(Your goal): Identify each line in the records below that contains the word "Kohde", and copy it.

(Exercise input):
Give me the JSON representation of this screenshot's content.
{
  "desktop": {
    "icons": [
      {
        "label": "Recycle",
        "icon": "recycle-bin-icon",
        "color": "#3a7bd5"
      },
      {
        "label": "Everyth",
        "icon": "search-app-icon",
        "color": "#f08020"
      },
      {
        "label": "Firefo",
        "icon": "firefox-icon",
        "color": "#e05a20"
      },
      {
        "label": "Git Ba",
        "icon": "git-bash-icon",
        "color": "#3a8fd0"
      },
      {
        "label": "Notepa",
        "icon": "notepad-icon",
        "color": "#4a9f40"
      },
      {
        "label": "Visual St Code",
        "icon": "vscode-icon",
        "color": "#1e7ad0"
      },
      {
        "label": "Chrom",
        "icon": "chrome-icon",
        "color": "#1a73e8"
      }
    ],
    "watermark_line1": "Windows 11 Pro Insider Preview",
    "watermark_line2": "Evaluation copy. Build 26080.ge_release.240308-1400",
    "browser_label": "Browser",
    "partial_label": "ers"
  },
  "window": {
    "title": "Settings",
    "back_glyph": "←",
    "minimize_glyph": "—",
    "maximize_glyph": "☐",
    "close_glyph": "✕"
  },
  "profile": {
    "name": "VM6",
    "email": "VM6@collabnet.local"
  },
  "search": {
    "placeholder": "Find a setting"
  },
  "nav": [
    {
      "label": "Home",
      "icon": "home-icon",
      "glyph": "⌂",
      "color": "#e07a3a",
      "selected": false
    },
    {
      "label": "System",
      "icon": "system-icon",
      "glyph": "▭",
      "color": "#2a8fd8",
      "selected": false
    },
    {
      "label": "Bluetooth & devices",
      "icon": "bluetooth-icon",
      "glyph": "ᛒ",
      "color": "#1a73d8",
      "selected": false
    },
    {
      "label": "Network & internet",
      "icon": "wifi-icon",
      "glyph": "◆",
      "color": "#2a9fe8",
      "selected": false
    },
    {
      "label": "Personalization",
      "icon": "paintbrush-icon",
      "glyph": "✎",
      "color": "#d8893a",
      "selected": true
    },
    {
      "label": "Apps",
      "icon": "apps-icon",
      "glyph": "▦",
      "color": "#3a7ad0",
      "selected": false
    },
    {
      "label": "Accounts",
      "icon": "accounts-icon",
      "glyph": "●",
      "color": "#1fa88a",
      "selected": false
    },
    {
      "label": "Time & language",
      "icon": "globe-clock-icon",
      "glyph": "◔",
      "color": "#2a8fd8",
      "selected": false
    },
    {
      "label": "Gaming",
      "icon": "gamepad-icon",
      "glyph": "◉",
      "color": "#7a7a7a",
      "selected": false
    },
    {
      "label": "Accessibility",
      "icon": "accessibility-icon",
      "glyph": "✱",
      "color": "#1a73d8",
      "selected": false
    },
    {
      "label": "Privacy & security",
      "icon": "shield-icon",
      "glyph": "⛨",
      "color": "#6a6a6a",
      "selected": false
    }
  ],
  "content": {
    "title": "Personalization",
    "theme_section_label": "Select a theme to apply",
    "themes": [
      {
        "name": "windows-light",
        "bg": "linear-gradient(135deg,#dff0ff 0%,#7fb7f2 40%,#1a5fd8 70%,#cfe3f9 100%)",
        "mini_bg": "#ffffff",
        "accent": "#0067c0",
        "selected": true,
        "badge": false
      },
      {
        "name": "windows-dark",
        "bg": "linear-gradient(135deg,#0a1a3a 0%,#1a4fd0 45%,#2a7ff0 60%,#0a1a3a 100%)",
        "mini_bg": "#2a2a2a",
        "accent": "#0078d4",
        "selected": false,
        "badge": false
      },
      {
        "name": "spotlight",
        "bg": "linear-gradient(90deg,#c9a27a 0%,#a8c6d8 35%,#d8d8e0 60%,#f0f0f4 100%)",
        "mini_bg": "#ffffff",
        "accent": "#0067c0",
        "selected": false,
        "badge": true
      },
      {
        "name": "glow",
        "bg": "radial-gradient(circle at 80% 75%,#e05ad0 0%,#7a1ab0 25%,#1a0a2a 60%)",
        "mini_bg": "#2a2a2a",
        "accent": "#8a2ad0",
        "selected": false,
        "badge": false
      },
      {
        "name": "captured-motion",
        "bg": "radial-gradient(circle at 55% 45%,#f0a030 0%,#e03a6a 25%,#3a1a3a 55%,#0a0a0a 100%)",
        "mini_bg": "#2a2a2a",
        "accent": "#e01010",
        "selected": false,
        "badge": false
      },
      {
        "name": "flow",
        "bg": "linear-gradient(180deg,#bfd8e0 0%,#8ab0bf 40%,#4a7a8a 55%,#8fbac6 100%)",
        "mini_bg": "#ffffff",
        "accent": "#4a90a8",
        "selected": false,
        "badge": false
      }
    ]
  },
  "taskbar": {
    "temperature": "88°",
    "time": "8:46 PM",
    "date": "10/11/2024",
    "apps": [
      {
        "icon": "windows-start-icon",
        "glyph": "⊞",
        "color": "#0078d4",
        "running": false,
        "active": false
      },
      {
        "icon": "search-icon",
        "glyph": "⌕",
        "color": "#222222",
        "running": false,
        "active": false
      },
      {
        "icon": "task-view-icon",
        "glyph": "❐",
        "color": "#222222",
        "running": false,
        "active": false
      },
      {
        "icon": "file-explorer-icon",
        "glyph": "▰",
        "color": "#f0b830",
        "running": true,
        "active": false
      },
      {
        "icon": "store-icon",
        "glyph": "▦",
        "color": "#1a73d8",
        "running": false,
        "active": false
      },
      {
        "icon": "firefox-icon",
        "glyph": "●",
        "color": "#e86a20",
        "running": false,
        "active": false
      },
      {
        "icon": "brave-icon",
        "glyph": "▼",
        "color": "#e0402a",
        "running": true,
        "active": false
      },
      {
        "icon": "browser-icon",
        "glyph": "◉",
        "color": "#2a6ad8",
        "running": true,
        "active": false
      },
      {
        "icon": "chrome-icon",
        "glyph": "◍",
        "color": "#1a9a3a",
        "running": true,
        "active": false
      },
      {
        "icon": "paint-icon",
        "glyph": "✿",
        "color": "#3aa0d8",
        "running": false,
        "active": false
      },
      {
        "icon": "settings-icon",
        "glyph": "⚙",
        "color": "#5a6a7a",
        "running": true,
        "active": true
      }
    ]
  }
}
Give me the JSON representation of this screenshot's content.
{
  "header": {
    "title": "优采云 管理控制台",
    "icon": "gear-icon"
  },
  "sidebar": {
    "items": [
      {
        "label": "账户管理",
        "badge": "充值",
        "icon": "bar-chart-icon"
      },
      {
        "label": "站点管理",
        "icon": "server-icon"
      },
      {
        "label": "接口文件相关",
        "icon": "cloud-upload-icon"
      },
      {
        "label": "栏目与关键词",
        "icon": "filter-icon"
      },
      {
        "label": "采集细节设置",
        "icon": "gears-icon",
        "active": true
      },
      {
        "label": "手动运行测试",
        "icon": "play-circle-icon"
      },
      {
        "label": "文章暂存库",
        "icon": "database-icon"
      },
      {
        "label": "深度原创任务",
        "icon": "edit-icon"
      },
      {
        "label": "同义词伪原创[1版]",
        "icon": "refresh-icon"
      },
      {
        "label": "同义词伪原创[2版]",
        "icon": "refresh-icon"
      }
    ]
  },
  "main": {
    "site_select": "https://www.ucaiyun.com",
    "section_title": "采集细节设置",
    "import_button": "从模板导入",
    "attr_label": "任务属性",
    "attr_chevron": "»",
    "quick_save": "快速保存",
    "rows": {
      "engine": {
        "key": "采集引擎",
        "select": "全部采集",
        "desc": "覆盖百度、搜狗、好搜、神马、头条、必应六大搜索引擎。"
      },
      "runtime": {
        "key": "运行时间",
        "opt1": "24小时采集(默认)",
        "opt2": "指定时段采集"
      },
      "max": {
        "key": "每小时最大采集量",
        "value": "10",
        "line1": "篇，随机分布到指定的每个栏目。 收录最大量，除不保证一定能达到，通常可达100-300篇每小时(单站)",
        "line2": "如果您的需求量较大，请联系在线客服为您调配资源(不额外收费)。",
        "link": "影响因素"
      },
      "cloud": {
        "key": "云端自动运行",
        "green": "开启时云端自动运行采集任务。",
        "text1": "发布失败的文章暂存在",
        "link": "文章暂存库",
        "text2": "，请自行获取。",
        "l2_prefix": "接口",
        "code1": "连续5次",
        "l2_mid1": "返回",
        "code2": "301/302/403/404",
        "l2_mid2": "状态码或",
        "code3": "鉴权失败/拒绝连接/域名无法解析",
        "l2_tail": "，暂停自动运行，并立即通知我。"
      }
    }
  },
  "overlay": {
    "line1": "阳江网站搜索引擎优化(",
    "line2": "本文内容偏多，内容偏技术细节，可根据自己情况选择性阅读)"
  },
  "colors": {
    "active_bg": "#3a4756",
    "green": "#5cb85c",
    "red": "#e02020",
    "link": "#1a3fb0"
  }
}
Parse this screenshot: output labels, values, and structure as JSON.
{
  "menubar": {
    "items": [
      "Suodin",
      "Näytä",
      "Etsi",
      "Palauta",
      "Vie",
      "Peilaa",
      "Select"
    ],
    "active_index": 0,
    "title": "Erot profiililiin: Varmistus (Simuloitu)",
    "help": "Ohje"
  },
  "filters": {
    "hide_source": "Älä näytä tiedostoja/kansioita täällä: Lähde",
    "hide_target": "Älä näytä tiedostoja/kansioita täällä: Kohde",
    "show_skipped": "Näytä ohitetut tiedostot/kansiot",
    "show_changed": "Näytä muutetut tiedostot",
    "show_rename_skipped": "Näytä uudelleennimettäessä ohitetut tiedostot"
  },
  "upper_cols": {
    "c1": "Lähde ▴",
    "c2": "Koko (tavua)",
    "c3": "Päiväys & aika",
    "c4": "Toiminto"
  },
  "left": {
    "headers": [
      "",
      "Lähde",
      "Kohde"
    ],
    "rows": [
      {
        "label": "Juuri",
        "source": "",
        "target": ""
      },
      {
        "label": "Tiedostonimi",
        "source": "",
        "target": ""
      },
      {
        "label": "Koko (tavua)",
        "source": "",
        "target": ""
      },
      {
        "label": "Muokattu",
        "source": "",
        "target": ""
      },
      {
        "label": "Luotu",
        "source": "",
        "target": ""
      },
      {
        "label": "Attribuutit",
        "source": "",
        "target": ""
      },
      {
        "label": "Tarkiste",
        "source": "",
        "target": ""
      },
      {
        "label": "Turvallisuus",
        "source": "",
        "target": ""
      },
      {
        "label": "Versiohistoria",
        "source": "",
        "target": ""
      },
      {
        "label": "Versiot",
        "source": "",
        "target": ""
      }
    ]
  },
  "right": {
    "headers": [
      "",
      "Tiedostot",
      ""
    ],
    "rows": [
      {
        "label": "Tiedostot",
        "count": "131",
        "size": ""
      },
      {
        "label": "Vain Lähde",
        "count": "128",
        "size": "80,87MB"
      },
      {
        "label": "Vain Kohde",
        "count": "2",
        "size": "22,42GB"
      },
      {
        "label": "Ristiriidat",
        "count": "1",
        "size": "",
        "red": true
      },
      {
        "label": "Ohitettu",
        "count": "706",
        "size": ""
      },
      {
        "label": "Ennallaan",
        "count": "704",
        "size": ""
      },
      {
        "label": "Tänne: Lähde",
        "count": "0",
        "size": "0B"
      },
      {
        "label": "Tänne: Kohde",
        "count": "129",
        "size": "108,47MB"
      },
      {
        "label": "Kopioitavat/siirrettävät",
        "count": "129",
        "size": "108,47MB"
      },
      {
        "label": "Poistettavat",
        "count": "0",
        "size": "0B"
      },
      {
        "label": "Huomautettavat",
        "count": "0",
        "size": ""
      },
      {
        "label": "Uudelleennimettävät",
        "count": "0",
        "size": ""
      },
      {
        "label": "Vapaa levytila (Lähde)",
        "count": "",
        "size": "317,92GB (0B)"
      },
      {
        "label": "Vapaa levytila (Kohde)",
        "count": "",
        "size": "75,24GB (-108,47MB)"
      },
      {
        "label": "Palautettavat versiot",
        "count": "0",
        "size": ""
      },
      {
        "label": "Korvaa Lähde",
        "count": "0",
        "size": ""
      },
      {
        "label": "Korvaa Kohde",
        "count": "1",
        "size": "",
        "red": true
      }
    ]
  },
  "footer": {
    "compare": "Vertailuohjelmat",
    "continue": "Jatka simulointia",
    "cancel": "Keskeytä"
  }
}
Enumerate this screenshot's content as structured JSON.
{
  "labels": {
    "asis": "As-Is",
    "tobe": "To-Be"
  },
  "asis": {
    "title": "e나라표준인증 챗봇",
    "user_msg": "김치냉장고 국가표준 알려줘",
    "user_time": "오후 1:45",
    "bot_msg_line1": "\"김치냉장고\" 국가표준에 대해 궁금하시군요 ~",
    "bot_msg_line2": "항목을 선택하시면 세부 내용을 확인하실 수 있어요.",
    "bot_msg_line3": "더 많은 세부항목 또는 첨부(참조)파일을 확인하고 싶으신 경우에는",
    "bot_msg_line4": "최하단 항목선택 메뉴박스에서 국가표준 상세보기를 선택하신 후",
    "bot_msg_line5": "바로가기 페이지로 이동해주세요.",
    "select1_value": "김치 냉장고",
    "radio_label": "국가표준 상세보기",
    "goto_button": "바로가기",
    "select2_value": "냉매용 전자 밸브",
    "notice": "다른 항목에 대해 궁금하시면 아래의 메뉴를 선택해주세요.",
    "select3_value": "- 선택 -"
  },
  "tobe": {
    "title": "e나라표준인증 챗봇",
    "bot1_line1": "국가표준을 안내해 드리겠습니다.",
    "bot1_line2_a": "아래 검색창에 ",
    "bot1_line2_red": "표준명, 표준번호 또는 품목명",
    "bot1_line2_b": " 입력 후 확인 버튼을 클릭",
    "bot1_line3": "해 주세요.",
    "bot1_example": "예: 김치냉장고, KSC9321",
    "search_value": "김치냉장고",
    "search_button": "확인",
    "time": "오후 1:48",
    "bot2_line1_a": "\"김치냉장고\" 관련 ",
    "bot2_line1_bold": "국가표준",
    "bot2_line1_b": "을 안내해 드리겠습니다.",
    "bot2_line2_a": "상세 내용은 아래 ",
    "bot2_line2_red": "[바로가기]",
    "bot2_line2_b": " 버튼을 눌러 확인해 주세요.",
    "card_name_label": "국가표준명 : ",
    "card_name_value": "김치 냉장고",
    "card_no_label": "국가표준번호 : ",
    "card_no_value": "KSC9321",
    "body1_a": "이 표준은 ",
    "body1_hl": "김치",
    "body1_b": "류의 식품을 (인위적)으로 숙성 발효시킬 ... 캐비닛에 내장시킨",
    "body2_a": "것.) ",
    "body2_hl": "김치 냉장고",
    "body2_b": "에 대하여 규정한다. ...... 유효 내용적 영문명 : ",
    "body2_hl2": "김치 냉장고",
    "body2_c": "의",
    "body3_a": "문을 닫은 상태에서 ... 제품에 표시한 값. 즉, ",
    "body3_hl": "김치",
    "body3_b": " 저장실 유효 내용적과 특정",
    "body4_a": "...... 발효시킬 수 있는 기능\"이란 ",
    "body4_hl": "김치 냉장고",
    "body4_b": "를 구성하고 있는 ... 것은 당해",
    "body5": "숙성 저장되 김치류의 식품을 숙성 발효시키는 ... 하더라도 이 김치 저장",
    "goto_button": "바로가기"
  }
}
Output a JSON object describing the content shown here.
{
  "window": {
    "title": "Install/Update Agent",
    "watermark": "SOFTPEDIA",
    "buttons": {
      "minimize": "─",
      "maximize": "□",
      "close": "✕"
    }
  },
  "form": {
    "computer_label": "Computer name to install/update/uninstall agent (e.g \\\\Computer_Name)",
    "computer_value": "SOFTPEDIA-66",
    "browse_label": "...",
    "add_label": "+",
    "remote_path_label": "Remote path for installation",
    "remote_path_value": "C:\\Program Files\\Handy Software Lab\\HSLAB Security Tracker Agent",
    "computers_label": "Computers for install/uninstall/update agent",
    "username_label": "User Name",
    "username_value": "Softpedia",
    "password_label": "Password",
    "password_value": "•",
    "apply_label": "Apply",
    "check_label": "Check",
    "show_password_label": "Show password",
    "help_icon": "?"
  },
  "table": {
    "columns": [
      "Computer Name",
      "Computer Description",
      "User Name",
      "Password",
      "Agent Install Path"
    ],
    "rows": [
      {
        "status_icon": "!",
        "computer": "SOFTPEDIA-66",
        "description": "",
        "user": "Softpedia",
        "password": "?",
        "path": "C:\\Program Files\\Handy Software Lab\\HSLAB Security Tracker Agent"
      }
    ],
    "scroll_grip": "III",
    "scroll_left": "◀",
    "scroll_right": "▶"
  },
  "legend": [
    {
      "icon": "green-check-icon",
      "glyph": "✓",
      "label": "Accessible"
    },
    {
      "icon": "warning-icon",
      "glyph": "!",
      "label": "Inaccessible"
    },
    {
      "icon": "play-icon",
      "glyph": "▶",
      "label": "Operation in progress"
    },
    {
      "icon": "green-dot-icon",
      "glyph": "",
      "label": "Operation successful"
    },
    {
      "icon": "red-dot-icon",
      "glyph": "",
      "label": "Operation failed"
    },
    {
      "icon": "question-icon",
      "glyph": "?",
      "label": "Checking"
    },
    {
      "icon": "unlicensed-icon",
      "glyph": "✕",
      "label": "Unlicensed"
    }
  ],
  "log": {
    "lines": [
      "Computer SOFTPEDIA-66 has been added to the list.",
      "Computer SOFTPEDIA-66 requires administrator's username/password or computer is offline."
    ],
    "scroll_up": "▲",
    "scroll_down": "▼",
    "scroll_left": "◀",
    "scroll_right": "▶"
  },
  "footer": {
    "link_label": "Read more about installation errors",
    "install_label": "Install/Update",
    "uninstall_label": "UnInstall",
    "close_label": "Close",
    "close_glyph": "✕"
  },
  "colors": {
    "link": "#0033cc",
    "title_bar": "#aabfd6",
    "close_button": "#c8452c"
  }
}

(Reply to the exercise):
    "hide_target": "Älä näytä tiedostoja/kansioita täällä: Kohde",
      "Kohde"
        "label": "Vain Kohde",
        "label": "Tänne: Kohde",
        "label": "Vapaa levytila (Kohde)",
        "label": "Korvaa Kohde",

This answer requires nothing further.